“I went to another supermarket, and then another, and there was no butter at those either. Everywhere I went there were notices saying Japan has run out of butter. I couldn’t believe it – this is the first time in my life I’ve wanted to try baking cakes and I can’t get any butter,” said the frustrated cook.
Japan’s acute butter shortage, which has confounded bakeries, restaurants and now families across the country, is the latest unforeseen result of the global agricultural commodities crisis.
A sharp increase in the cost of imported cattle feed and a decline in milk imports, both of which are typically provided in large part by Australia, have prevented dairy farmers from keeping pace with demand.

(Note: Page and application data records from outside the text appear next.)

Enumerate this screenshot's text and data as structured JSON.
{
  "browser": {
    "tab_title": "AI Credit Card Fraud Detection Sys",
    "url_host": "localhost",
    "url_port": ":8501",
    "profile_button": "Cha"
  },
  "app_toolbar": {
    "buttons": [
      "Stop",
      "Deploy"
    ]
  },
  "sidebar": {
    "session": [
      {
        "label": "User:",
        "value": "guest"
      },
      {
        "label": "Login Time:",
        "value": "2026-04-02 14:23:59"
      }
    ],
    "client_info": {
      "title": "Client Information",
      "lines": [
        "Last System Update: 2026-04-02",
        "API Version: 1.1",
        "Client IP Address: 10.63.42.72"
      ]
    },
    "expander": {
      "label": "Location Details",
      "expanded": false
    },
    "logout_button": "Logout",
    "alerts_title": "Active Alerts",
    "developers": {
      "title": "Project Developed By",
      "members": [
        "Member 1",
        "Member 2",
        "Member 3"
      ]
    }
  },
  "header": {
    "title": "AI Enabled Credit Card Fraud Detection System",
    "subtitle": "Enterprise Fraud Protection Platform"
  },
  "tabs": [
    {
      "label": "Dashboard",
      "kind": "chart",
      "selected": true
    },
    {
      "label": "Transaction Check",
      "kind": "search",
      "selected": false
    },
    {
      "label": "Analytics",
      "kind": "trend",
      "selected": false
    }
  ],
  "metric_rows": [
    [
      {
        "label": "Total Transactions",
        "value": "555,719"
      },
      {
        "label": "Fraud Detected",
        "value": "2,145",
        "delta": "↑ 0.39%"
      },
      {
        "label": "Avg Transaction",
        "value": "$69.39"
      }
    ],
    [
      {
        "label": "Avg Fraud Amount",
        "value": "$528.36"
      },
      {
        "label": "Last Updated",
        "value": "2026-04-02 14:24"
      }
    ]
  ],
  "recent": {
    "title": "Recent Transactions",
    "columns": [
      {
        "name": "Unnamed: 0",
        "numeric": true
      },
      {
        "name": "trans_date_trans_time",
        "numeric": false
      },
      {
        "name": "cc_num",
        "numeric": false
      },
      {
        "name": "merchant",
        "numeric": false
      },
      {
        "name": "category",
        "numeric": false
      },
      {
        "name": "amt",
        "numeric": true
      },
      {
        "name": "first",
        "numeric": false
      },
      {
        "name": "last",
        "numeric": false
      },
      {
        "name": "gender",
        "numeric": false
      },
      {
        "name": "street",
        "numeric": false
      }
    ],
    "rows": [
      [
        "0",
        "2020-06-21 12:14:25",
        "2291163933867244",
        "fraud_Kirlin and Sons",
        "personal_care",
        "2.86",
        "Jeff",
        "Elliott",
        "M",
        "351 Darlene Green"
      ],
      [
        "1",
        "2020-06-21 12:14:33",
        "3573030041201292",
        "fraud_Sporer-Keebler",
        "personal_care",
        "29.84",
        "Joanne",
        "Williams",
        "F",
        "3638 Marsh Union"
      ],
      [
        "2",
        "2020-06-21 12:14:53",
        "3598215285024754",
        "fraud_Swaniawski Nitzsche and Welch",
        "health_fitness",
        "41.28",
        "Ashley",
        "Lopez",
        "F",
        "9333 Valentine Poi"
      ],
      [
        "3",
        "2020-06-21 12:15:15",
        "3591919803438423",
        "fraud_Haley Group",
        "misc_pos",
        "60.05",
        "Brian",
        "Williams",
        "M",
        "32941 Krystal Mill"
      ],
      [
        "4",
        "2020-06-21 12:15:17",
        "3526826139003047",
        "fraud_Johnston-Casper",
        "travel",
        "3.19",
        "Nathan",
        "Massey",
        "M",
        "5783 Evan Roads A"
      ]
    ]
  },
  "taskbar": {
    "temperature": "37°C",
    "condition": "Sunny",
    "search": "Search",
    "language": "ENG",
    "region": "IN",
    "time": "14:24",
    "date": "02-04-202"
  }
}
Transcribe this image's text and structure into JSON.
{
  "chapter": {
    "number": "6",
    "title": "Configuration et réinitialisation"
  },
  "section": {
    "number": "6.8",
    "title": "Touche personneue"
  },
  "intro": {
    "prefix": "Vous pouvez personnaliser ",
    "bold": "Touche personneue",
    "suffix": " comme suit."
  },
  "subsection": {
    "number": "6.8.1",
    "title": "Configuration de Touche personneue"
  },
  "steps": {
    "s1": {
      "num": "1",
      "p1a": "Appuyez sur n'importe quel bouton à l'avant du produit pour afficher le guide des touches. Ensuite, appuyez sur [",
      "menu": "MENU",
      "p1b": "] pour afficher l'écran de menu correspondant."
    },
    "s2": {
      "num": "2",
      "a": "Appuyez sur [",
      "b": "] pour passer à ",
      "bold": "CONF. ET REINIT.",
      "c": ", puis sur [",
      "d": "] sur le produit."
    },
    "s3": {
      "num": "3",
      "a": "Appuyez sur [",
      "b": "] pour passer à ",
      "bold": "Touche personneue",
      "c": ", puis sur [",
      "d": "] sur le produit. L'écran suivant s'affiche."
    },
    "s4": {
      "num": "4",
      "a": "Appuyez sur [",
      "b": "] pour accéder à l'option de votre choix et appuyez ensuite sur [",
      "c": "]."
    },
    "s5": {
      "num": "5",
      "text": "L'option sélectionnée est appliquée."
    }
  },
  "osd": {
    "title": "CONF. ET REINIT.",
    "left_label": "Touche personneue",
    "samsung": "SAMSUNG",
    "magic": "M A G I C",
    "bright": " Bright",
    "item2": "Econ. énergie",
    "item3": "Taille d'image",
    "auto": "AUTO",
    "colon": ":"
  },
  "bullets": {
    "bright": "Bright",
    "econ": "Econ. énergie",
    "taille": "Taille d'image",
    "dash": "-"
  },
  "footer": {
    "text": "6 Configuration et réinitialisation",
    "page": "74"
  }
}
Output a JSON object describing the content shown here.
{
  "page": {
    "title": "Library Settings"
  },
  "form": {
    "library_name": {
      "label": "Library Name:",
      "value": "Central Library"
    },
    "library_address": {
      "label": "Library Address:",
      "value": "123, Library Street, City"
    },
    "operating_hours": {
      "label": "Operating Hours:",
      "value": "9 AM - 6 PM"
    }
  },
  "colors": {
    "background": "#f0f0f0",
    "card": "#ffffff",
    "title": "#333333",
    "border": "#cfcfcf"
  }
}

While soaring food prices have triggered rioting among the starving millions of the third world, in wealthy Japan they have forced a pampered population to contemplate the shocking possibility of a long-term – perhaps permanent – reduction in the quality and quantity of its food.
A 130% rise in the global cost of wheat in the past year, caused partly by surging demand from China and India and a huge injection of speculative funds into wheat futures, has forced the Government to hit flour millers with three rounds of stiff mark-ups. The latest – a 30% increase this month – has given rise to speculation that Japan, which relies on imports for 90% of its annual wheat consumption, is no longer on the brink of a food crisis, but has fallen off the cliff.
According to one government poll, 80% of Japanese are frightened about what the future holds for their food supply.
Last week, as the prices of wheat and barley continued their relentless climb, the Japanese Government discovered it had exhausted its ¥230 billion ($A2.37 billion) budget for the grains with two months remaining. It was forced to call on an emergency ¥55 billion reserve to ensure it could continue feeding the nation.
“This was the first time the Government has had to take such drastic action since the war,” said Akio Shibata, an expert on food imports, who warned the Agriculture Ministry two years ago that Japan would have to cut back drastically on its sophisticated diet if it did not become more self-sufficient.In the wake of the decision this week by Kazakhstan, the world’s fifth biggest wheat exporter, to join Russia, Ukraine and Argentina in stopping exports to satisfy domestic demand, the situation in Japan is expected to worsen.